From March 1689, when James II landed at Kinsale, to October 1691 when Limerick capitulated to the forces of William III, Ireland was a battle-ground for the “War of the Two Kings”. William O’Dwyer, the energetic prior of Waterford, became an army chaplain and never came back. For that matter, neither did James II who sailed for France from Waterford even before the siege of Limerick.The Dominicans survived with a community of three in 1693 and 1695. They even increased to five in 1696, but that is the end of the record and (for a while) the end of the Dominicans in Waterford. Soon the regular clergy at Waterford were “living in disguise in private houses.” By December of the same year, all the clergy of Waterford were hauled off to jail and later brought before the Protestant bishop and dean to testify whether they were of the regular or secular clergy. Twenty-one proved to be diocesan priests and were released; the eight religious were banished with all the bishops and regulars of Ireland in 1698.

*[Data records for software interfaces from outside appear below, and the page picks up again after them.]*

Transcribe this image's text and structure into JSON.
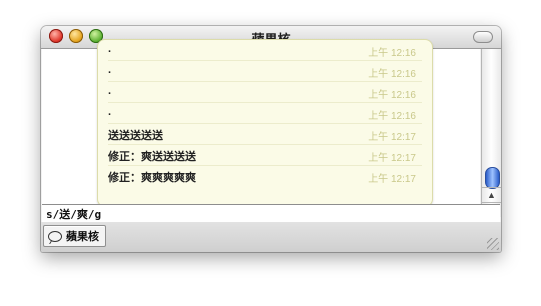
{
  "window": {
    "title": "蘋果核"
  },
  "chat": {
    "messages": [
      {
        "text": ".",
        "time": "上午 12:16"
      },
      {
        "text": ".",
        "time": "上午 12:16"
      },
      {
        "text": ".",
        "time": "上午 12:16"
      },
      {
        "text": ".",
        "time": "上午 12:16"
      },
      {
        "text": "送送送送送",
        "time": "上午 12:17"
      },
      {
        "text": "修正：爽送送送送",
        "time": "上午 12:17"
      },
      {
        "text": "修正：爽爽爽爽爽",
        "time": "上午 12:17"
      }
    ]
  },
  "input": {
    "value": "s/送/爽/g"
  },
  "tabs": [
    {
      "label": "蘋果核"
    }
  ],
  "colors": {
    "bubble_bg": "#fbfbe7",
    "time_text": "#c9c88a",
    "scroll_thumb": "#2a5cc9"
  },
  "icons": {
    "tab": "speech-bubble-icon",
    "scroll_up": "arrow-up-icon",
    "scroll_down": "arrow-down-icon"
  }
}
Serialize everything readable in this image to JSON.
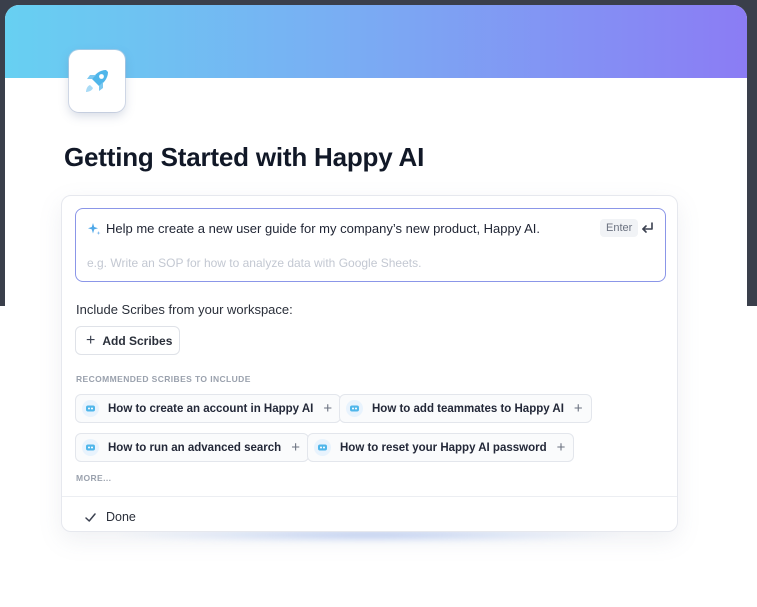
{
  "colors": {
    "banner_start": "#67d0f2",
    "banner_end": "#8b7cf4",
    "prompt_border": "#8b96e8",
    "title": "#111827"
  },
  "header": {
    "logo_icon": "rocket-icon"
  },
  "page_title": "Getting Started with Happy AI",
  "prompt": {
    "icon": "sparkle-icon",
    "value": "Help me create a new user guide for my company’s new product, Happy AI.",
    "placeholder": "e.g. Write an SOP for how to analyze data with Google Sheets.",
    "enter_label": "Enter",
    "enter_icon": "return-icon"
  },
  "scribes": {
    "include_label": "Include Scribes from your workspace:",
    "add_button_label": "Add Scribes",
    "recommended_label": "RECOMMENDED SCRIBES TO INCLUDE",
    "recommended": [
      {
        "label": "How to create an account in Happy AI"
      },
      {
        "label": "How to add teammates to Happy AI"
      },
      {
        "label": "How to run an advanced search"
      },
      {
        "label": "How to reset your Happy AI password"
      }
    ],
    "more_label": "MORE..."
  },
  "footer": {
    "done_label": "Done",
    "done_icon": "check-icon"
  }
}
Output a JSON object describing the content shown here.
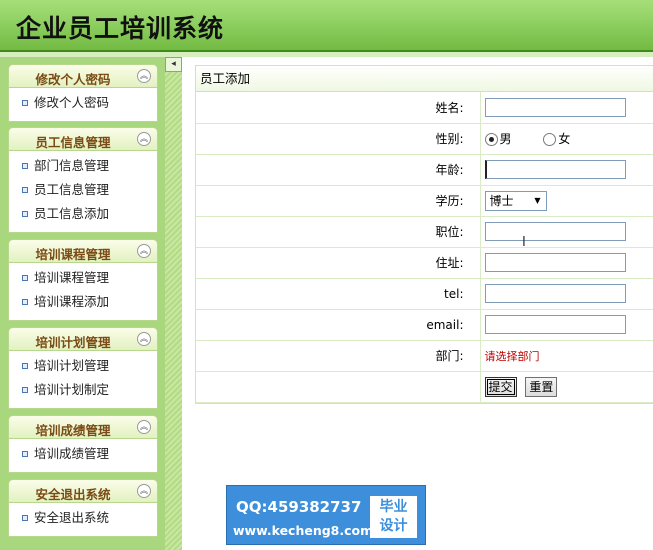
{
  "header": {
    "title": "企业员工培训系统"
  },
  "sidebar": {
    "panels": [
      {
        "title": "修改个人密码",
        "items": [
          "修改个人密码"
        ]
      },
      {
        "title": "员工信息管理",
        "items": [
          "部门信息管理",
          "员工信息管理",
          "员工信息添加"
        ]
      },
      {
        "title": "培训课程管理",
        "items": [
          "培训课程管理",
          "培训课程添加"
        ]
      },
      {
        "title": "培训计划管理",
        "items": [
          "培训计划管理",
          "培训计划制定"
        ]
      },
      {
        "title": "培训成绩管理",
        "items": [
          "培训成绩管理"
        ]
      },
      {
        "title": "安全退出系统",
        "items": [
          "安全退出系统"
        ]
      }
    ],
    "collapse_icon": "chevron-up-double",
    "colors": {
      "panel_title": "#7a4b14",
      "background": "#a8d77e"
    }
  },
  "form": {
    "title": "员工添加",
    "name_label": "姓名:",
    "gender_label": "性别:",
    "gender_options": [
      "男",
      "女"
    ],
    "gender_selected": "男",
    "age_label": "年龄:",
    "education_label": "学历:",
    "education_value": "博士",
    "position_label": "职位:",
    "address_label": "住址:",
    "tel_label": "tel:",
    "email_label": "email:",
    "department_label": "部门:",
    "department_hint": "请选择部门",
    "submit_label": "提交",
    "reset_label": "重置"
  },
  "watermark": {
    "qq": "QQ:459382737",
    "site": "www.kecheng8.com",
    "badge_line1": "毕业",
    "badge_line2": "设计"
  },
  "colors": {
    "header_green": "#8fd062",
    "hint_red": "#c00000",
    "watermark_blue": "#3d8fdc"
  }
}
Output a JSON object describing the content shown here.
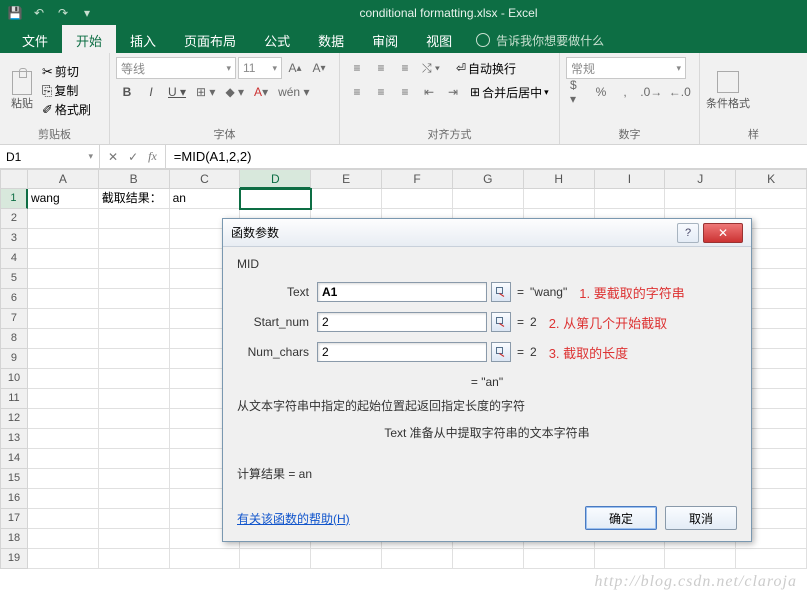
{
  "title": "conditional formatting.xlsx - Excel",
  "tabs": [
    "文件",
    "开始",
    "插入",
    "页面布局",
    "公式",
    "数据",
    "审阅",
    "视图"
  ],
  "tell_me": "告诉我你想要做什么",
  "ribbon": {
    "clipboard": {
      "paste": "粘贴",
      "cut": "剪切",
      "copy": "复制",
      "format_painter": "格式刷",
      "label": "剪贴板"
    },
    "font": {
      "name": "等线",
      "size": "11",
      "label": "字体"
    },
    "align": {
      "wrap": "自动换行",
      "merge": "合并后居中",
      "label": "对齐方式"
    },
    "number": {
      "format": "常规",
      "label": "数字"
    },
    "styles": {
      "cond": "条件格式",
      "label": "样"
    }
  },
  "namebox": "D1",
  "formula": "=MID(A1,2,2)",
  "cols": [
    "A",
    "B",
    "C",
    "D",
    "E",
    "F",
    "G",
    "H",
    "I",
    "J",
    "K"
  ],
  "active_col": "D",
  "rows": 19,
  "active_row": 1,
  "cells": {
    "A1": "wang",
    "B1": "截取结果：",
    "C1": "an"
  },
  "dialog": {
    "title": "函数参数",
    "fn": "MID",
    "params": [
      {
        "label": "Text",
        "value": "A1",
        "result": "\"wang\"",
        "anno": "1. 要截取的字符串",
        "bold": true
      },
      {
        "label": "Start_num",
        "value": "2",
        "result": "2",
        "anno": "2. 从第几个开始截取",
        "bold": false
      },
      {
        "label": "Num_chars",
        "value": "2",
        "result": "2",
        "anno": "3. 截取的长度",
        "bold": false
      }
    ],
    "overall_result": "=  \"an\"",
    "desc1": "从文本字符串中指定的起始位置起返回指定长度的字符",
    "desc2": "Text  准备从中提取字符串的文本字符串",
    "calc_label": "计算结果 =  an",
    "help": "有关该函数的帮助(H)",
    "ok": "确定",
    "cancel": "取消"
  },
  "watermark": "http://blog.csdn.net/claroja"
}
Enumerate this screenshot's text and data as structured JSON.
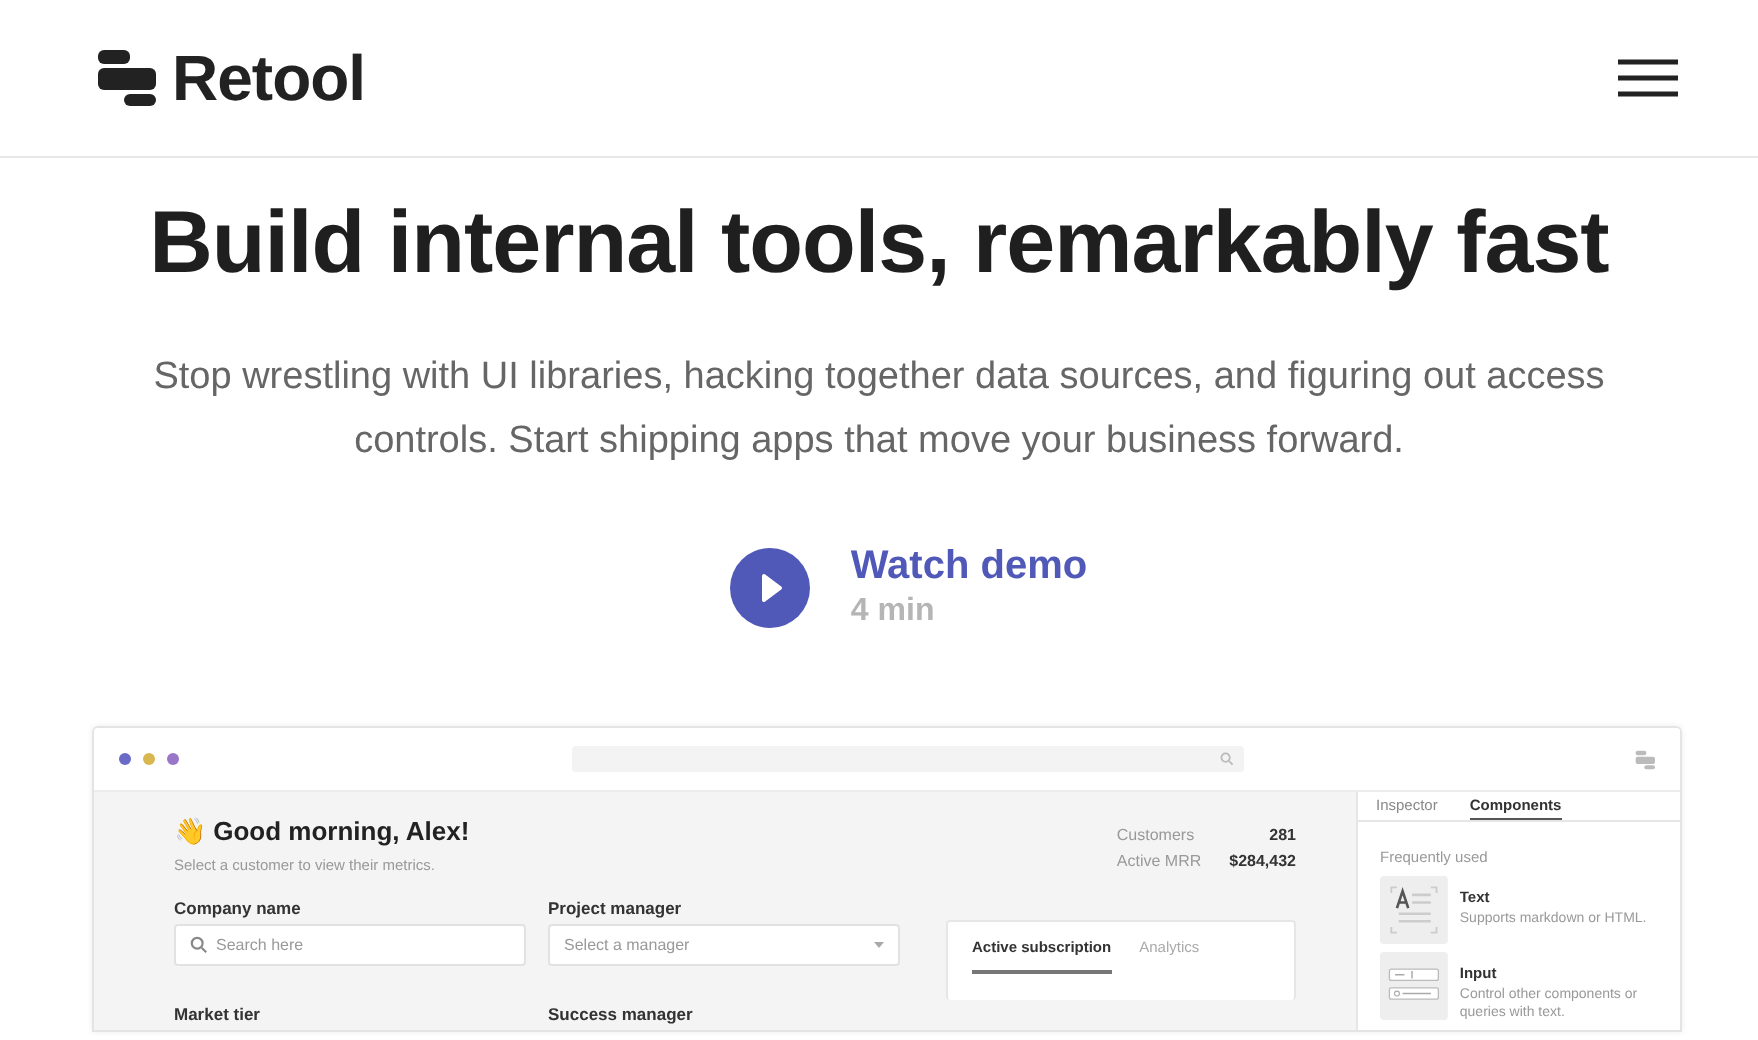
{
  "header": {
    "brand": "Retool"
  },
  "hero": {
    "title": "Build internal tools, remarkably fast",
    "subtitle": "Stop wrestling with UI libraries, hacking together data sources, and figuring out access controls. Start shipping apps that move your business forward.",
    "cta": "Watch demo",
    "duration": "4 min"
  },
  "app": {
    "greeting": "👋 Good morning, Alex!",
    "hint": "Select a customer to view their metrics.",
    "fields": [
      {
        "label": "Company name",
        "placeholder": "Search here",
        "kind": "search"
      },
      {
        "label": "Project manager",
        "placeholder": "Select a manager",
        "kind": "select"
      }
    ],
    "next_labels": [
      "Market tier",
      "Success manager"
    ],
    "metrics": [
      {
        "label": "Customers",
        "value": "281"
      },
      {
        "label": "Active MRR",
        "value": "$284,432"
      }
    ],
    "card_tabs": [
      {
        "label": "Active subscription",
        "selected": true
      },
      {
        "label": "Analytics",
        "selected": false
      }
    ],
    "panel_tabs": [
      {
        "label": "Inspector",
        "selected": false
      },
      {
        "label": "Components",
        "selected": true
      }
    ],
    "section": "Frequently used",
    "components": [
      {
        "kind": "text",
        "name": "Text",
        "description": "Supports markdown or HTML."
      },
      {
        "kind": "input",
        "name": "Input",
        "description": "Control other components or queries with text."
      }
    ]
  }
}
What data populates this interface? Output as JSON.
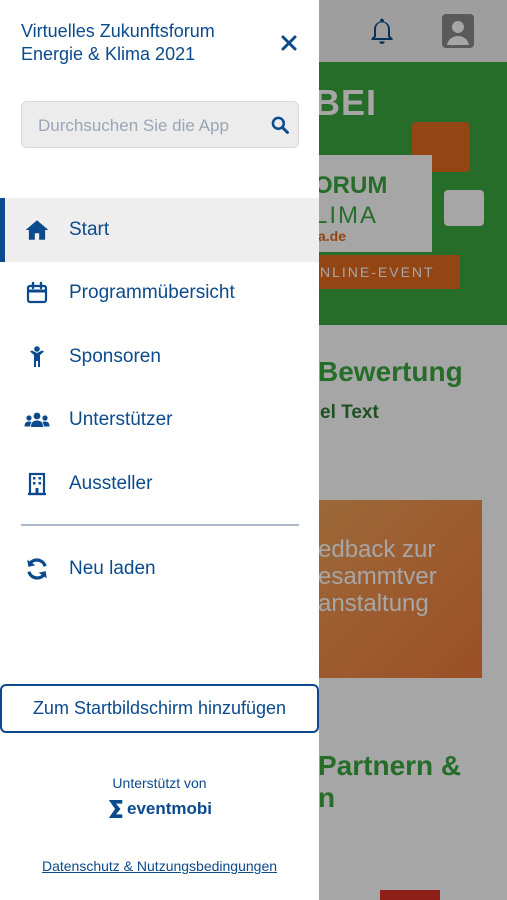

In the new century the friars were officially in exile, but there were still 90 Dominicans in Ireland in 1703 and 80 in 1709. Naturally, these outlaws were mostly in Connacht, where they were safe enough once they kept out of the towns. In Waterford they seem to have had no chapel of their own at any time during the century. Some worked as curates in the neighbourhood. When they wished to open a chapel in 1752 the bishop refused his permission outright. Whether they liked it or not, each Order of regulars at Waterford was obliged by an agreement between the bishop and the Protestant corporation to keep its numbers down to a certain level. The Dominicans were limited to three, and three priests (making allowance for old age and sickness) would not perhaps have been enough to run a city chapel. All they could do in the circumstances was to assist at the parochial chapels.
The emancipation act of 1782 permitted the opening of Catholic schools, while the French revolution of 1789 had made the establishment of seminaries in Ireland an absolute necessity. The archbishop of Cashel mentioned in 1791 that “some small academies” had already “been opened in Waterford, Cloyne and Thurles for the general education of Catholic youth.” The Dominican Francis O’Finan, later bishop of Killala, who lived at Waterford from 1805 to 1812, was a lecturer at the “new seminary” opened in 1807 by Bishop Power. Two other Dominicans conducted an academy.
With the appointment of bishop Robert Walsh in July 1817, matters took a turn for the better. He permitted “the revival of a convent in Waterford which not existed for more than a hundred years.”However, a later bishop, William Abraham, was utterly opposed to the idea and refused to allow a second Dominican to live there. Yet another bishop, Dominic O’Brien, actually suggested that “the Dominicans should take their place once more in Waterford – not as before, but to erect a canonical convent.” This suggestion was eagerly taken up by the Provincial, Fr Bartholomew Russell, and a site on Bridge Street was chosen. A “corn-store” was converted to a chapel and the friars lived in the adjoining house. Three Dominicans moved in, under the banner of “strict observance.” In 1874 Bishop John Power laid the foundation stone of a new church on the same site. The preacher was Fr Tom Burke, the greatest Irish preacher of the time.